● Aim of the task
Pick out each line with the word "item" from the material that follows.

● Data for analysis
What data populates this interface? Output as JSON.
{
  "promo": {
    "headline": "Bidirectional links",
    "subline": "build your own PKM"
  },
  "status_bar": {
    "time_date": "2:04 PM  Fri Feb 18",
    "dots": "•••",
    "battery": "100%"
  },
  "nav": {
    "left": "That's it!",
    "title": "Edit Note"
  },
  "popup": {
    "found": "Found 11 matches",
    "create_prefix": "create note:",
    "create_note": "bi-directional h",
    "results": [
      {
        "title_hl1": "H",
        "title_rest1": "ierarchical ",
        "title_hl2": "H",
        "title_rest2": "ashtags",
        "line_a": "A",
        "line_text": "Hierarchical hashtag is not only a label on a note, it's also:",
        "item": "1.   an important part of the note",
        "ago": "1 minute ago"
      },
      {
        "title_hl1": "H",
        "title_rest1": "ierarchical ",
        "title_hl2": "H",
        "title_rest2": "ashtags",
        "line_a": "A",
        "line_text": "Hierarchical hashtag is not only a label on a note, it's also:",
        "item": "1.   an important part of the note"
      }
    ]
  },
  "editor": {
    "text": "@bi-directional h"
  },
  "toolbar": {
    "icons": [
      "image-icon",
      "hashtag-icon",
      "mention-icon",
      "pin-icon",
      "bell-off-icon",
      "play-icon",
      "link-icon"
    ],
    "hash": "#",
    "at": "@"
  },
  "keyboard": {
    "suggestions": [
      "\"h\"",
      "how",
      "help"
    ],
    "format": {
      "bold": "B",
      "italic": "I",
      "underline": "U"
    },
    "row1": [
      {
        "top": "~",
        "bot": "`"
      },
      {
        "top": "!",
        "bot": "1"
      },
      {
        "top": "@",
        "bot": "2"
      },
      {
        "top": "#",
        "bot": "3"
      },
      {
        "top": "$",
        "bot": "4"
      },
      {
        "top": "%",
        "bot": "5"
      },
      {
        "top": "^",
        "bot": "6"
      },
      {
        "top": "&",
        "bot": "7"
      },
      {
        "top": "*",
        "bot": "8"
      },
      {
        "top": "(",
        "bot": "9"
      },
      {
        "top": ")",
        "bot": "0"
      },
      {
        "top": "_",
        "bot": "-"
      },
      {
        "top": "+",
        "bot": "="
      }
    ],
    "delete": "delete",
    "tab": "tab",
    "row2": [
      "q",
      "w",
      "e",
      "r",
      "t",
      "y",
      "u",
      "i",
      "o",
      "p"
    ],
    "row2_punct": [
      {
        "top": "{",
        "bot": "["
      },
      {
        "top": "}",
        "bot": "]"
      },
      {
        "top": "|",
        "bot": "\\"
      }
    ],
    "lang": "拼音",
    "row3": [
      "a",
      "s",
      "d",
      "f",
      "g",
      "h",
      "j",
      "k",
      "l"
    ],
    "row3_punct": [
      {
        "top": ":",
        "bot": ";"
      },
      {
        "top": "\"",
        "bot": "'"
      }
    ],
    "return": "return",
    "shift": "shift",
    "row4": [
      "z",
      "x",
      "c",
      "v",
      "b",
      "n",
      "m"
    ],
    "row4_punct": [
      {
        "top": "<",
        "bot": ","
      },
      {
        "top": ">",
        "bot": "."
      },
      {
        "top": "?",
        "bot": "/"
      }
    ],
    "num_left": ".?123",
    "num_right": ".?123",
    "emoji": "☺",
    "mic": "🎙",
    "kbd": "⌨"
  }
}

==

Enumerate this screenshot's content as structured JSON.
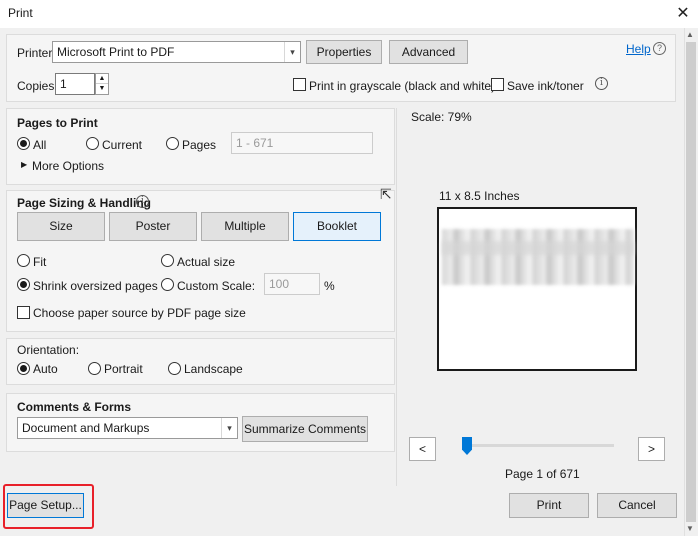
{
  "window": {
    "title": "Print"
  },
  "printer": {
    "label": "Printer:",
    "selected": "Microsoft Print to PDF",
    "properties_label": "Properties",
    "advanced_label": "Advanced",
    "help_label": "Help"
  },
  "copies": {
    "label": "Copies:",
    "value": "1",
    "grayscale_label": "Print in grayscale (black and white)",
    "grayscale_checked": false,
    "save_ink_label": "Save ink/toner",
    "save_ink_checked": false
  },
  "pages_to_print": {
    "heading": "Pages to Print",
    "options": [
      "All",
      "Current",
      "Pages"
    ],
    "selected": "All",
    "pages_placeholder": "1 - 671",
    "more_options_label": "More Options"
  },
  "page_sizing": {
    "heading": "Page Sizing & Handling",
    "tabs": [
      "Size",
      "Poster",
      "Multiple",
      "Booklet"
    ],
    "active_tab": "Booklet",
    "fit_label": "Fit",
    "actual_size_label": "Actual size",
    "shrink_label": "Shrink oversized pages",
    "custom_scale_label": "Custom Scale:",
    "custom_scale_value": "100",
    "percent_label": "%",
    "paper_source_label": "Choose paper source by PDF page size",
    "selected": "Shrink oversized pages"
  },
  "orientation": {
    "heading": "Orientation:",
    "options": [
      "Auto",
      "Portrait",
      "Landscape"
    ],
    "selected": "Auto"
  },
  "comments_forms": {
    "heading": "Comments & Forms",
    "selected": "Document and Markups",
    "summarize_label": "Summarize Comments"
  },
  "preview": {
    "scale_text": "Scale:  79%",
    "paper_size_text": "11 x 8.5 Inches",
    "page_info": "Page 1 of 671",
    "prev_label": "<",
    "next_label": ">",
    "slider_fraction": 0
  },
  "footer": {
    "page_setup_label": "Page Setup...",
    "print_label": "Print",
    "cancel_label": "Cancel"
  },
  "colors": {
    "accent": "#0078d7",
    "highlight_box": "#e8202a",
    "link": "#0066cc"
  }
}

● Exercise result
        "item": "1.   an important part of the note",
        "item": "1.   an important part of the note"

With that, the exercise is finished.